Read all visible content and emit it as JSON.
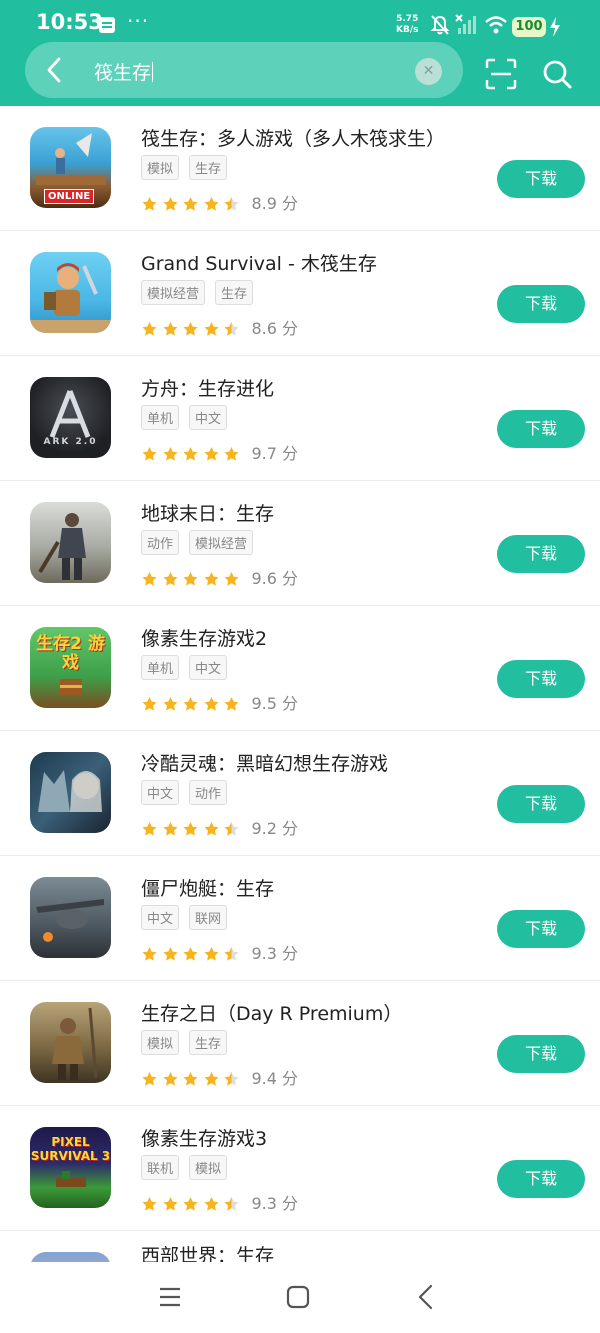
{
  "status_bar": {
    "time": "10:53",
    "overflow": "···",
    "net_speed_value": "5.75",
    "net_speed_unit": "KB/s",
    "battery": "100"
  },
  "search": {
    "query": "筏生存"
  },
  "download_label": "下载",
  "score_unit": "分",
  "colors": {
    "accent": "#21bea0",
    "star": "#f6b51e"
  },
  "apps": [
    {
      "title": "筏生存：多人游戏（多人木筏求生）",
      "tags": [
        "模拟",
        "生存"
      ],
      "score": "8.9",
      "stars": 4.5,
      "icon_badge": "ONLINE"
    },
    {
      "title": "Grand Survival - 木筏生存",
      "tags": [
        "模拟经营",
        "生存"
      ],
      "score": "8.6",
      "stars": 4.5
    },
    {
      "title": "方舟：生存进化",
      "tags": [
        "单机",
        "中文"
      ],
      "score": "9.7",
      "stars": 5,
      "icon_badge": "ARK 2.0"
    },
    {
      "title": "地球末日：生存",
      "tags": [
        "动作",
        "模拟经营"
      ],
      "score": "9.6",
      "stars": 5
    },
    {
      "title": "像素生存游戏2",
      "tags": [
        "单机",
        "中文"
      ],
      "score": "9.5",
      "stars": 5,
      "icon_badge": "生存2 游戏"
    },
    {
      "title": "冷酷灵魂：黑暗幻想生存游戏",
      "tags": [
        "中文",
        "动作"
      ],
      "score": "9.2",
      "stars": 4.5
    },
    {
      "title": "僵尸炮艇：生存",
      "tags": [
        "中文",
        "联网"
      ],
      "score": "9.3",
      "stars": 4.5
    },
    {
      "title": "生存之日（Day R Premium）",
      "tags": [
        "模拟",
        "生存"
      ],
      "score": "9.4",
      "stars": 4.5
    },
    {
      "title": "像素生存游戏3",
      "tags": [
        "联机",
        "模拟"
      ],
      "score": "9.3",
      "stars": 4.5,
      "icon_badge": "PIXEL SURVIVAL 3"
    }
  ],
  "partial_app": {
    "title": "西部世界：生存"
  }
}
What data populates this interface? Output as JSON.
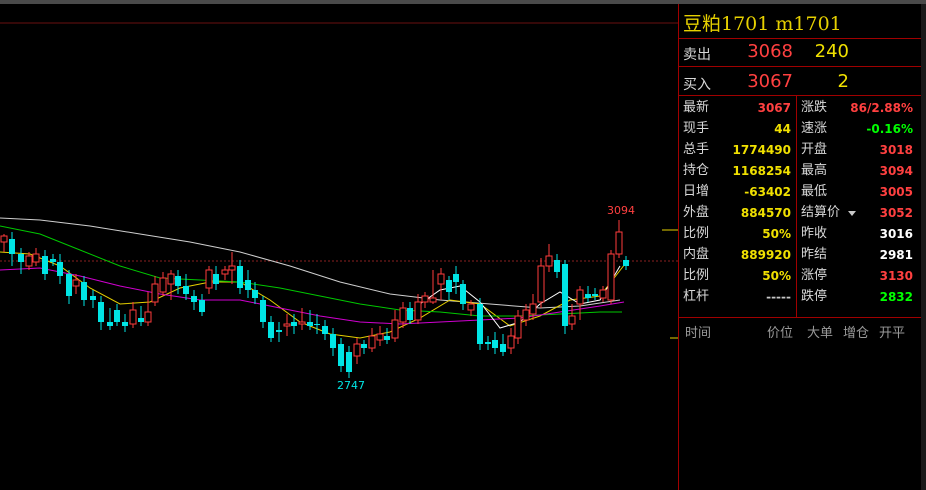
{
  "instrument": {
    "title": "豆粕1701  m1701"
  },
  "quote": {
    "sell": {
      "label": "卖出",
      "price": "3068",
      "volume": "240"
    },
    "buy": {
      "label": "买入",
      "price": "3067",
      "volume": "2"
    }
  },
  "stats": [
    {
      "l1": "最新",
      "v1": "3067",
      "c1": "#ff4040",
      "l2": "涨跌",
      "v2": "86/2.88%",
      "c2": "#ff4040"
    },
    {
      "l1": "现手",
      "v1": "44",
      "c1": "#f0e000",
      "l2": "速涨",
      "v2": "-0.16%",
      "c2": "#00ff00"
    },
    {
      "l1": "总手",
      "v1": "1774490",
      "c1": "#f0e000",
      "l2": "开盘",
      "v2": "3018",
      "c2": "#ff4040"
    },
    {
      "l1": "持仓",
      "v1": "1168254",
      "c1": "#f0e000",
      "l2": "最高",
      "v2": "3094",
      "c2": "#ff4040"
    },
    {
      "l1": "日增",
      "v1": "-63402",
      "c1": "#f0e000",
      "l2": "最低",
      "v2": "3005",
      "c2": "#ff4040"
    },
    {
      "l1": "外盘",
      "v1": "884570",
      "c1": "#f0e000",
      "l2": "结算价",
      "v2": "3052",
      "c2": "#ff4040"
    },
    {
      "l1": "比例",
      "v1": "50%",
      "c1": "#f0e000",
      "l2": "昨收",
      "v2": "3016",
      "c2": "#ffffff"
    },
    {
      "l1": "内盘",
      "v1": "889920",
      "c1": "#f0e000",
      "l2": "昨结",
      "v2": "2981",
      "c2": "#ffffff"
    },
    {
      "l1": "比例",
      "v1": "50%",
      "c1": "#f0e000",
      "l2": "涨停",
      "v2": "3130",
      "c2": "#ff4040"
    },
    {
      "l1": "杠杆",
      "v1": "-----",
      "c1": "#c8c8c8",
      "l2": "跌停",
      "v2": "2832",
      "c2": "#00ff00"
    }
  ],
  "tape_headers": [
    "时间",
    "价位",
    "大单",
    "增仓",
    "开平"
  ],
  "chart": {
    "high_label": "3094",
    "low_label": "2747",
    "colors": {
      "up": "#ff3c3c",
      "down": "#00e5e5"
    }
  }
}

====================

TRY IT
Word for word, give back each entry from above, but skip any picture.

YOUR RESPONSE
Read all visible content and emit it as JSON.
{
  "status_bar": {
    "time": "10:53",
    "overflow": "···",
    "net_speed_value": "5.75",
    "net_speed_unit": "KB/s",
    "battery": "100"
  },
  "search": {
    "query": "筏生存"
  },
  "download_label": "下载",
  "score_unit": "分",
  "colors": {
    "accent": "#21bea0",
    "star": "#f6b51e"
  },
  "apps": [
    {
      "title": "筏生存：多人游戏（多人木筏求生）",
      "tags": [
        "模拟",
        "生存"
      ],
      "score": "8.9",
      "stars": 4.5,
      "icon_badge": "ONLINE"
    },
    {
      "title": "Grand Survival - 木筏生存",
      "tags": [
        "模拟经营",
        "生存"
      ],
      "score": "8.6",
      "stars": 4.5
    },
    {
      "title": "方舟：生存进化",
      "tags": [
        "单机",
        "中文"
      ],
      "score": "9.7",
      "stars": 5,
      "icon_badge": "ARK 2.0"
    },
    {
      "title": "地球末日：生存",
      "tags": [
        "动作",
        "模拟经营"
      ],
      "score": "9.6",
      "stars": 5
    },
    {
      "title": "像素生存游戏2",
      "tags": [
        "单机",
        "中文"
      ],
      "score": "9.5",
      "stars": 5,
      "icon_badge": "生存2 游戏"
    },
    {
      "title": "冷酷灵魂：黑暗幻想生存游戏",
      "tags": [
        "中文",
        "动作"
      ],
      "score": "9.2",
      "stars": 4.5
    },
    {
      "title": "僵尸炮艇：生存",
      "tags": [
        "中文",
        "联网"
      ],
      "score": "9.3",
      "stars": 4.5
    },
    {
      "title": "生存之日（Day R Premium）",
      "tags": [
        "模拟",
        "生存"
      ],
      "score": "9.4",
      "stars": 4.5
    },
    {
      "title": "像素生存游戏3",
      "tags": [
        "联机",
        "模拟"
      ],
      "score": "9.3",
      "stars": 4.5,
      "icon_badge": "PIXEL SURVIVAL 3"
    }
  ],
  "partial_app": {
    "title": "西部世界：生存"
  }
}
What data populates this interface? Output as JSON.
{
  "instrument": {
    "title": "豆粕1701  m1701"
  },
  "quote": {
    "sell": {
      "label": "卖出",
      "price": "3068",
      "volume": "240"
    },
    "buy": {
      "label": "买入",
      "price": "3067",
      "volume": "2"
    }
  },
  "stats": [
    {
      "l1": "最新",
      "v1": "3067",
      "c1": "#ff4040",
      "l2": "涨跌",
      "v2": "86/2.88%",
      "c2": "#ff4040"
    },
    {
      "l1": "现手",
      "v1": "44",
      "c1": "#f0e000",
      "l2": "速涨",
      "v2": "-0.16%",
      "c2": "#00ff00"
    },
    {
      "l1": "总手",
      "v1": "1774490",
      "c1": "#f0e000",
      "l2": "开盘",
      "v2": "3018",
      "c2": "#ff4040"
    },
    {
      "l1": "持仓",
      "v1": "1168254",
      "c1": "#f0e000",
      "l2": "最高",
      "v2": "3094",
      "c2": "#ff4040"
    },
    {
      "l1": "日增",
      "v1": "-63402",
      "c1": "#f0e000",
      "l2": "最低",
      "v2": "3005",
      "c2": "#ff4040"
    },
    {
      "l1": "外盘",
      "v1": "884570",
      "c1": "#f0e000",
      "l2": "结算价",
      "v2": "3052",
      "c2": "#ff4040"
    },
    {
      "l1": "比例",
      "v1": "50%",
      "c1": "#f0e000",
      "l2": "昨收",
      "v2": "3016",
      "c2": "#ffffff"
    },
    {
      "l1": "内盘",
      "v1": "889920",
      "c1": "#f0e000",
      "l2": "昨结",
      "v2": "2981",
      "c2": "#ffffff"
    },
    {
      "l1": "比例",
      "v1": "50%",
      "c1": "#f0e000",
      "l2": "涨停",
      "v2": "3130",
      "c2": "#ff4040"
    },
    {
      "l1": "杠杆",
      "v1": "-----",
      "c1": "#c8c8c8",
      "l2": "跌停",
      "v2": "2832",
      "c2": "#00ff00"
    }
  ],
  "tape_headers": [
    "时间",
    "价位",
    "大单",
    "增仓",
    "开平"
  ],
  "chart": {
    "high_label": "3094",
    "low_label": "2747",
    "colors": {
      "up": "#ff3c3c",
      "down": "#00e5e5"
    }
  }
}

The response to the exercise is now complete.